Press councils in South East Europe are facing many challenges as they work to raise professional standards and strengthen the social standing of journalism in the region. To address these issues, UNESCO commissioned a forward-looking assessment on the current needs of each press council in the region.
The five media councils of South East Europe: Bosnia and Herzegovina, Kosovo (under UNSCR 1244), the Former Yugoslav Republic of Macedonia, Montenegro and Serbia met to discuss the initial findings of the study on the current state of self-regulation in the region. This took place during a side event organized on 2 May by UNESCO in Riga, Latvia as part of World Press Freedom Day 2015.
Early this year, UNESCO consultant Catherine Speller travelled to the region to hold meetings with representatives of the councils and with external stakeholders. Speaking of her mission, Speller explained : “although the work of media councils in the region is often discussed, it appeared that an up-to-date, detailed presentation of the councils' operations was missing. Now that this information has been collated as part of this study, it can be used to identify strategies that encourage the long-term functionality and sustainability of self-regulation in the region.”
Lack of financial sustainability combined with the reluctance of some members to accept moral sanctions and the limited participation of online media are shared concerns for press councils. The study identifies possible areas of support for the future including concrete suggestions for each press council. During the event, Speller provided the media councils and other participants from the region with an overview of the main findings, which were then discussed by the councils. Representatives from Albania and Turkey also shared their perspectives on self-regulation in their countries.
Representatives of press councils from South East Europe welcomed the discussion. Katerina Sinadinovska, from the Macedonian Council of Media Ethics – the newest of the councils - said “when discussing our challenges, we should still keep in mind the collective successes of our media councils in recent years. In spite of scarce budgets, we have undertaken many profile-raising activities for civil society, trained journalists and editors and dealt with numerous complaints. We must build on this important work in the future.” All the councils underline the need to find resources that keep them running during a time of financial crisis.
Tarja Turtia from UNESCO commented “this study could help to enhance coordination among donors and partners, particularly in the framework of UNESCO’s ongoing projects in the region”. There is an increasing interest on the part of the international community to strengthen the capacity of press councils, as part of a broader strategy to promote media freedom. The benefits of the region's self-regulatory councils have been widely recognized, including the valuable service they provide to civil society. But to succeed, they need to be effective and well-known, and there needs to be cooperation from the media.

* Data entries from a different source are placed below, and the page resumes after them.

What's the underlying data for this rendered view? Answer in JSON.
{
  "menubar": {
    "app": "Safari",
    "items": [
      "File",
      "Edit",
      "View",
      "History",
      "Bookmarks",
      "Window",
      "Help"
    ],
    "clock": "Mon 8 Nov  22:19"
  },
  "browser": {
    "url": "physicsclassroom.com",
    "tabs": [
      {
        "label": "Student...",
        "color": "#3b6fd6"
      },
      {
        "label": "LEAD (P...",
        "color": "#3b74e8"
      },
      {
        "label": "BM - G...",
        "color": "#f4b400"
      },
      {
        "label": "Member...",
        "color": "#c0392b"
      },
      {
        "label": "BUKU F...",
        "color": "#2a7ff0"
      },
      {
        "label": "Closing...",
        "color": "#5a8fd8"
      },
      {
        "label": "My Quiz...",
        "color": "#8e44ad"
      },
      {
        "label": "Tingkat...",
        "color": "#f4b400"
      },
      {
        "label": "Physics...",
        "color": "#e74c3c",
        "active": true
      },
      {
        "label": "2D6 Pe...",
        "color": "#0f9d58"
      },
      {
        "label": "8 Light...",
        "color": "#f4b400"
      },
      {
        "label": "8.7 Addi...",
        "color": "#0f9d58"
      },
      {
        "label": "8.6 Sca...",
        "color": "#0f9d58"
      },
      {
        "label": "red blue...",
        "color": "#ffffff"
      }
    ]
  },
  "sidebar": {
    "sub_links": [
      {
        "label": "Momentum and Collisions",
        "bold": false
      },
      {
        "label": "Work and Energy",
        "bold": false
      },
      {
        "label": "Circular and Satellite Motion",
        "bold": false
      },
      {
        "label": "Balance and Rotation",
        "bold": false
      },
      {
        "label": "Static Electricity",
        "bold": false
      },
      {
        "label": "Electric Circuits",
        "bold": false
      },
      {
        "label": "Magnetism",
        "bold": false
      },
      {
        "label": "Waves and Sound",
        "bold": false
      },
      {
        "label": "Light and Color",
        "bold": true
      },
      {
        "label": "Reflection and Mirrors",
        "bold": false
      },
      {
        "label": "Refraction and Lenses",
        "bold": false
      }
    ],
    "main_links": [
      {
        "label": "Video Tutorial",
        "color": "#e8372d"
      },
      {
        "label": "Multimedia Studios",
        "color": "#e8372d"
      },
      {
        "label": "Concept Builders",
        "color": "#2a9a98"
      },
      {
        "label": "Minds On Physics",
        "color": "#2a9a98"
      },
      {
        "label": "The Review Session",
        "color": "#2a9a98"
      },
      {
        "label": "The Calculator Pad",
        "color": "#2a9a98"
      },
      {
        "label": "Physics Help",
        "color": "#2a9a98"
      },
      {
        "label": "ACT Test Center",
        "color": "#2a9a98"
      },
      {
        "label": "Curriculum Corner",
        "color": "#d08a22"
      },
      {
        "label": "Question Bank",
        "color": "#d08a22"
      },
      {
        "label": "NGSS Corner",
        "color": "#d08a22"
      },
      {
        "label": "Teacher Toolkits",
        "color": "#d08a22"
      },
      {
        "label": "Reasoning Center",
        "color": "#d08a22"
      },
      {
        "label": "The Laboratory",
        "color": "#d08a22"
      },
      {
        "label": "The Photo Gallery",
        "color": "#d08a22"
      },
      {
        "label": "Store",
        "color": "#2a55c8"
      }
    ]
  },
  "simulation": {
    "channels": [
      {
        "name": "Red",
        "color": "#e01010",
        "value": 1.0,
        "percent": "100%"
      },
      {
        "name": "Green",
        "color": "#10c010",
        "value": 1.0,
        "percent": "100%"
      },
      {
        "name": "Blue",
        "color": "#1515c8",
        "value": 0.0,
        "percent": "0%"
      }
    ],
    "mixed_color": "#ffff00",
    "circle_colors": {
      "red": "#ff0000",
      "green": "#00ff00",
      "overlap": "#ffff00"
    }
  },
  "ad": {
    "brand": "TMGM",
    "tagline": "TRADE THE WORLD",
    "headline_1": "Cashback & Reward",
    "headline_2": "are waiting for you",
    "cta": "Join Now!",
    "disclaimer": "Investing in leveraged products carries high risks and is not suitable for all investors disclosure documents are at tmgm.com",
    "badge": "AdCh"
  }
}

The website of UNESCO's Communication and Information Sector provides more information about the Organisation's work in this important area.
This work has been undertaken within the framework of the EU-UNESCO project “Media Accountability in South East Europe”, which started in January 2013 and encourages professional and ethical media reporting by supporting the creation and strengthening of media self-regulatory mechanisms in the region.